• Task details
Pull every line from the records that has the word "background" in it.

**********

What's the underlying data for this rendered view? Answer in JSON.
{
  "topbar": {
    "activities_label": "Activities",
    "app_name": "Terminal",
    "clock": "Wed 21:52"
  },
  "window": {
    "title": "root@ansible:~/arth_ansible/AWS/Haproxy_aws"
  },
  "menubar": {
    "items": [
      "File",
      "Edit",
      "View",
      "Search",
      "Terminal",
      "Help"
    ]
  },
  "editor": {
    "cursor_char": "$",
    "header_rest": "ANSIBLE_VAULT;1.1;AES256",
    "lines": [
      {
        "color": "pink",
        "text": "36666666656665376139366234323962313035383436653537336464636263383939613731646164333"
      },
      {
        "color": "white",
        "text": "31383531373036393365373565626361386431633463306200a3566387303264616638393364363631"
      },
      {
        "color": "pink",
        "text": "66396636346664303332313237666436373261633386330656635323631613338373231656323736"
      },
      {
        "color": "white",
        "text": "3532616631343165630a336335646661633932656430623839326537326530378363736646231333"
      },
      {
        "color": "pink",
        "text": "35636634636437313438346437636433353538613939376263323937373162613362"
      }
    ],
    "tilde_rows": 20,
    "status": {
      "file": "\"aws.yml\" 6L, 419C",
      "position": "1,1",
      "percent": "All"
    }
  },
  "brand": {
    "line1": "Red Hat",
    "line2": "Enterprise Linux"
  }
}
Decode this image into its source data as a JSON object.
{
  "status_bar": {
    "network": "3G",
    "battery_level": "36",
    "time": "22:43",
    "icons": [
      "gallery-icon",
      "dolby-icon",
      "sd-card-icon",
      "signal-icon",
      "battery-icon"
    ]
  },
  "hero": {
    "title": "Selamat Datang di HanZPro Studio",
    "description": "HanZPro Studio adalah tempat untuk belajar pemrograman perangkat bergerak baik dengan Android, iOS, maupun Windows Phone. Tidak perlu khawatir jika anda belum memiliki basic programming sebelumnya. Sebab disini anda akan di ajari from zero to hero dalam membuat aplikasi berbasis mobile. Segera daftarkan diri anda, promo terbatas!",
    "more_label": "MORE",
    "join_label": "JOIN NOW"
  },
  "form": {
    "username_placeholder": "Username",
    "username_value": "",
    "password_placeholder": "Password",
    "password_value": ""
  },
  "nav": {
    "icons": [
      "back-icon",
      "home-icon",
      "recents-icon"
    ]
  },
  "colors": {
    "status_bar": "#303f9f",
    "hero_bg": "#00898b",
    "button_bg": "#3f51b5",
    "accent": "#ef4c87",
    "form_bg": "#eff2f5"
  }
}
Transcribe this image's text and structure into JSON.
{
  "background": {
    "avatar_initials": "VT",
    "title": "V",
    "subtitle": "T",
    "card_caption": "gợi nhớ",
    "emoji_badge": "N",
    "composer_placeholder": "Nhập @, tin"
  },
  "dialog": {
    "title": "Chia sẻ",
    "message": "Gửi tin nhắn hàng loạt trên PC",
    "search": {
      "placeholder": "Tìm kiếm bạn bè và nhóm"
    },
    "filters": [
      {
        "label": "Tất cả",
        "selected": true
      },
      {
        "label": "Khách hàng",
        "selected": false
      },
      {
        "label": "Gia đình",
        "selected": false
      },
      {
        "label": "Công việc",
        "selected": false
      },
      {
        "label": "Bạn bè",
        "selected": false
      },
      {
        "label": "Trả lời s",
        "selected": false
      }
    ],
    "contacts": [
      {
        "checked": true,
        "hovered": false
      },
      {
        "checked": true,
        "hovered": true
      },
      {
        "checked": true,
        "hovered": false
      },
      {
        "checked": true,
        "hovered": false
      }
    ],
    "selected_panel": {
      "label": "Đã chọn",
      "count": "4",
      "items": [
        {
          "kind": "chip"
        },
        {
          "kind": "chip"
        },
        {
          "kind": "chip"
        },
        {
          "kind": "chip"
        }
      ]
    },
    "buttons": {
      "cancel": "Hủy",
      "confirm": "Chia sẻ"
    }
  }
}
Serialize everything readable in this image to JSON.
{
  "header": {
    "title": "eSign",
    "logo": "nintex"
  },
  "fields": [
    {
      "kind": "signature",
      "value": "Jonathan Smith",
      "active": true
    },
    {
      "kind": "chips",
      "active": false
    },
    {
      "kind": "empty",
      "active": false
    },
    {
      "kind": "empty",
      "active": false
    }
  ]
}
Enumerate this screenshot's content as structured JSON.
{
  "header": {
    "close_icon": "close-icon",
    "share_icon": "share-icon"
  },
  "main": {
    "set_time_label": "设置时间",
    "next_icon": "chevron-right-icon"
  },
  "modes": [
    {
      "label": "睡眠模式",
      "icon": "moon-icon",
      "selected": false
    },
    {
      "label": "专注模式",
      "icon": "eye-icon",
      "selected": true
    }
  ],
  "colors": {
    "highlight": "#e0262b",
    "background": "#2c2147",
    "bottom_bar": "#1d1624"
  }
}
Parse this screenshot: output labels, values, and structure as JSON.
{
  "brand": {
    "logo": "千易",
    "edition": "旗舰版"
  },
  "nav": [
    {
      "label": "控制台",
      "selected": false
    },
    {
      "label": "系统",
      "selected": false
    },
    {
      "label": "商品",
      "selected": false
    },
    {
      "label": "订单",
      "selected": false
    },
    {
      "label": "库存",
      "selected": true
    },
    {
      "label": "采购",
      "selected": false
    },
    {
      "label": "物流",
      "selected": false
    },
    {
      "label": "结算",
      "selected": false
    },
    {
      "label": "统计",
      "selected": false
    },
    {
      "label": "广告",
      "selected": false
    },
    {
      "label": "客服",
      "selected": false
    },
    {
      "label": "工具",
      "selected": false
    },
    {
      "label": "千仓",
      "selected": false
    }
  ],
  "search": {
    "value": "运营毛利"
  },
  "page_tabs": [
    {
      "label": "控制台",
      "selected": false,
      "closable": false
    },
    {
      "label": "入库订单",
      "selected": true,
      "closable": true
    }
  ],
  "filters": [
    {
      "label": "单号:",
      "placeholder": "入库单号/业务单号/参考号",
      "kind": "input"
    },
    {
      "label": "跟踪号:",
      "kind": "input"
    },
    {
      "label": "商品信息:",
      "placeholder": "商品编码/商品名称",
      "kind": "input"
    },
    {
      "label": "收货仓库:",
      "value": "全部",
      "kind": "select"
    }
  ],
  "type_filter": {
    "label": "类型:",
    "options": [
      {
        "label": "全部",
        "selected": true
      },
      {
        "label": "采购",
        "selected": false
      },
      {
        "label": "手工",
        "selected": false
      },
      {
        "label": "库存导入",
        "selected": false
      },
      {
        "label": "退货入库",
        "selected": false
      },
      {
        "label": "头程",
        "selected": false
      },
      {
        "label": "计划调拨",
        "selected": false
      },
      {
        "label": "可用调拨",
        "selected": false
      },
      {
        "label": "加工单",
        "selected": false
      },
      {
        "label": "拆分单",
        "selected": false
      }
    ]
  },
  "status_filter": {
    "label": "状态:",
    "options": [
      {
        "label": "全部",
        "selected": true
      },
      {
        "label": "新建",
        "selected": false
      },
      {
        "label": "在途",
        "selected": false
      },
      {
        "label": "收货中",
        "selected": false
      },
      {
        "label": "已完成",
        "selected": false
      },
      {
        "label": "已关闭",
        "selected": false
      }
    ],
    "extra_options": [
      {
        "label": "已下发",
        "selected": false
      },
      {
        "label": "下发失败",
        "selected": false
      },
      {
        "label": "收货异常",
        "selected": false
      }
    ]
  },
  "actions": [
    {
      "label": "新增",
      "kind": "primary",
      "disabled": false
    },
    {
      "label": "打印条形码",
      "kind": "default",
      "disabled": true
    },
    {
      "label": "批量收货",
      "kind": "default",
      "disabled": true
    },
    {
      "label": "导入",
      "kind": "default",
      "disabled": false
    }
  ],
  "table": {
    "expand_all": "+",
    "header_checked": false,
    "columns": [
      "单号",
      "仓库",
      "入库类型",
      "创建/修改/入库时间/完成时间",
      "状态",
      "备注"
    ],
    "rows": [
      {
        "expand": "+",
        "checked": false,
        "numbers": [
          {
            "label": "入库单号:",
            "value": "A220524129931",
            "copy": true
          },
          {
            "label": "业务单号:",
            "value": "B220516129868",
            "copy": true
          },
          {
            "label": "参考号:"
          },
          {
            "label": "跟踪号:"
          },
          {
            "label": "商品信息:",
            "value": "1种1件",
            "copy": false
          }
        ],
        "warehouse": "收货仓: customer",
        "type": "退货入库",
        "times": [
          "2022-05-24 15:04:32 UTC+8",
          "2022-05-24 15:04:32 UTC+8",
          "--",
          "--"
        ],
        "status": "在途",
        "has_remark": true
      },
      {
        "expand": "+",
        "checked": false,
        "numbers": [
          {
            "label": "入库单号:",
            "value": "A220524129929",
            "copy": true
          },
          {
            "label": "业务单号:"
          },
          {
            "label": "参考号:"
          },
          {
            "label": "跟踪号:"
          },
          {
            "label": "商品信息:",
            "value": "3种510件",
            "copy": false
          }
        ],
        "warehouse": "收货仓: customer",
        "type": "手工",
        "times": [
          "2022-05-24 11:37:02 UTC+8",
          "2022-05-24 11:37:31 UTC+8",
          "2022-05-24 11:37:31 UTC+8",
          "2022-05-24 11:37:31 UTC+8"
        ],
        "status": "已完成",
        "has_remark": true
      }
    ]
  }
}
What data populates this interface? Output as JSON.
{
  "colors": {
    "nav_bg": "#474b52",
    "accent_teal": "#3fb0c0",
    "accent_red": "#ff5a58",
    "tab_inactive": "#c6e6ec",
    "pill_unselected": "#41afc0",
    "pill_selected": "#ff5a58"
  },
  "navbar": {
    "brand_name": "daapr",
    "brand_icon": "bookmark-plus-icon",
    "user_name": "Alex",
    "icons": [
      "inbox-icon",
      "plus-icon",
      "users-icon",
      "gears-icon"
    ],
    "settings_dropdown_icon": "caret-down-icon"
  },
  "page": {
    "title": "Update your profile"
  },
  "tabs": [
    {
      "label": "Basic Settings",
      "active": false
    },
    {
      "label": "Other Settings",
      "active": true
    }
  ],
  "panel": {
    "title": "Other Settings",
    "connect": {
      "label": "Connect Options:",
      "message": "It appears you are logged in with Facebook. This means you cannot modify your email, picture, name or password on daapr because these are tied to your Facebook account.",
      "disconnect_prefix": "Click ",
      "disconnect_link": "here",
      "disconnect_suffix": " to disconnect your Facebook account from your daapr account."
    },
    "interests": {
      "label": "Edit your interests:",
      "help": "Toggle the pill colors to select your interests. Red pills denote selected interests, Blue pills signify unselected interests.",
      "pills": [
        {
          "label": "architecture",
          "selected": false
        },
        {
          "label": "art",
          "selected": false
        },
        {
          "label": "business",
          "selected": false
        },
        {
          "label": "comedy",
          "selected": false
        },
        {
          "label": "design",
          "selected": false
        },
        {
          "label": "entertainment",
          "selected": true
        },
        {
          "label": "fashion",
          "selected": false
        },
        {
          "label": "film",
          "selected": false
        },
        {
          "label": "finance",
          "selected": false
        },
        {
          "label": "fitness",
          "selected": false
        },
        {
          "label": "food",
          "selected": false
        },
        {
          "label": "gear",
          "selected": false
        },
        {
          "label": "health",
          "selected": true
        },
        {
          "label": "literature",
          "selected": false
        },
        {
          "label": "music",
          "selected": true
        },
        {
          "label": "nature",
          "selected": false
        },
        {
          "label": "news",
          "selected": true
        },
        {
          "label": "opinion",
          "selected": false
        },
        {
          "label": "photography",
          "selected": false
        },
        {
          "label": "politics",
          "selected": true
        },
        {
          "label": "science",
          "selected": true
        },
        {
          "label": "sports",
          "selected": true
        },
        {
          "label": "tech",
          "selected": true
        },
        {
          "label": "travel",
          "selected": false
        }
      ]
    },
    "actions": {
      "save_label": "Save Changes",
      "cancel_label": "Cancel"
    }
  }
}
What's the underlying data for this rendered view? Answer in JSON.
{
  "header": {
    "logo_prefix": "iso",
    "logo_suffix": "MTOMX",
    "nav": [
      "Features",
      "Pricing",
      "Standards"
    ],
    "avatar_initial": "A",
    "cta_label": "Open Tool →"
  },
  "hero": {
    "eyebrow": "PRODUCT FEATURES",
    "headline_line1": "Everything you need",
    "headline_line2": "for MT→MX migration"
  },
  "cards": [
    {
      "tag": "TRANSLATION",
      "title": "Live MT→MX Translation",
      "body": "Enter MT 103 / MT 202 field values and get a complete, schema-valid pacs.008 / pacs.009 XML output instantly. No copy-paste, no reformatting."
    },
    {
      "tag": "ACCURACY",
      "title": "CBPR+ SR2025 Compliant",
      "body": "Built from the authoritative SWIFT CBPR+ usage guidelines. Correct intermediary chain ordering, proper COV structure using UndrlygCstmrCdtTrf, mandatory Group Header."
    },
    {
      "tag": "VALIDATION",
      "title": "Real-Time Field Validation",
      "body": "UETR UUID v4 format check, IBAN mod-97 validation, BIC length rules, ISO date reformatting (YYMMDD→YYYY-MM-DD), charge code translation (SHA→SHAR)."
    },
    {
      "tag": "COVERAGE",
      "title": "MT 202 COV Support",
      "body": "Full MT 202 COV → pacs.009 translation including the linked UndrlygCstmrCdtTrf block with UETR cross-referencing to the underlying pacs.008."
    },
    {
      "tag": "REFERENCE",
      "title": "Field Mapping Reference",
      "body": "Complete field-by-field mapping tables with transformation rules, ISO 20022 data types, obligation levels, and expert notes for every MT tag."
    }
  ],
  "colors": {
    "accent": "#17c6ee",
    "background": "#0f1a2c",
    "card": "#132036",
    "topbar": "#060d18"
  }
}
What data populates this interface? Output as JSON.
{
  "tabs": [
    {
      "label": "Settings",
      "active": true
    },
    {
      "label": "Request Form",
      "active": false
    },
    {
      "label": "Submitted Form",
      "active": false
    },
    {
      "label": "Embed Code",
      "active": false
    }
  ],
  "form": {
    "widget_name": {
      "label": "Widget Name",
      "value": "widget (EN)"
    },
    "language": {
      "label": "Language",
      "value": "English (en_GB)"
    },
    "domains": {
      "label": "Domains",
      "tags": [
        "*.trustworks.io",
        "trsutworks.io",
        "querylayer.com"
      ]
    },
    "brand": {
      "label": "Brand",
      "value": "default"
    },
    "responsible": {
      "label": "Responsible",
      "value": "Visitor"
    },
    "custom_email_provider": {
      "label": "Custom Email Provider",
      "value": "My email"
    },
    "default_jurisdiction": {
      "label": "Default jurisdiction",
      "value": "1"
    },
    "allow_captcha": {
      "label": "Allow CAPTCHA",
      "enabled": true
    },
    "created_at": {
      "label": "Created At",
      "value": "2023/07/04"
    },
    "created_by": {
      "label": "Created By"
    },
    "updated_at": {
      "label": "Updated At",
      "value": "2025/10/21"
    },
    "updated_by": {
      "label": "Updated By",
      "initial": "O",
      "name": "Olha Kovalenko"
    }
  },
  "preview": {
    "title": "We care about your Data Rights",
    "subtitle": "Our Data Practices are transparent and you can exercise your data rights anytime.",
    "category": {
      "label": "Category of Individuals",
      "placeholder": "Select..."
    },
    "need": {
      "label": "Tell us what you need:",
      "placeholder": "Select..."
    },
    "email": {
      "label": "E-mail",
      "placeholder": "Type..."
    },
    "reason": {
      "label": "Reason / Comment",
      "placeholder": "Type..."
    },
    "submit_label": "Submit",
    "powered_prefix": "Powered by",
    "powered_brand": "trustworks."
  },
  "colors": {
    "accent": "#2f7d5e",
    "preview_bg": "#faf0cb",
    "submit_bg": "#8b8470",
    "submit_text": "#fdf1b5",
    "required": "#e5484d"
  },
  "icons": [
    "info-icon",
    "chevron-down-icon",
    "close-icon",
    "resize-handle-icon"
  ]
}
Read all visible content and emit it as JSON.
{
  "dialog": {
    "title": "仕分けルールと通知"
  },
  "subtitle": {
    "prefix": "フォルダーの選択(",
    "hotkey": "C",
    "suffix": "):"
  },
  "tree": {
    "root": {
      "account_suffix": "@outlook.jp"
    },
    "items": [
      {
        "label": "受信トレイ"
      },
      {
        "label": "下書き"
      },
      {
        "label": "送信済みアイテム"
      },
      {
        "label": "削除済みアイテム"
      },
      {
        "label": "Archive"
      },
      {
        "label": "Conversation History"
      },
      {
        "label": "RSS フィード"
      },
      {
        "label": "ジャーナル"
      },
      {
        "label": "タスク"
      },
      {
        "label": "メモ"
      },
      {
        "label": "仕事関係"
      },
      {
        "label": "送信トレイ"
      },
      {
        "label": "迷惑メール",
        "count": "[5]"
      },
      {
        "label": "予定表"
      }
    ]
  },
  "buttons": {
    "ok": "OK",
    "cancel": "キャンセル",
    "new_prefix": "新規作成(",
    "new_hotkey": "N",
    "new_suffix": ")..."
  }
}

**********

• Exercise output
  "background": {
    "background": "#2c2147",
    "background": "#0f1a2c",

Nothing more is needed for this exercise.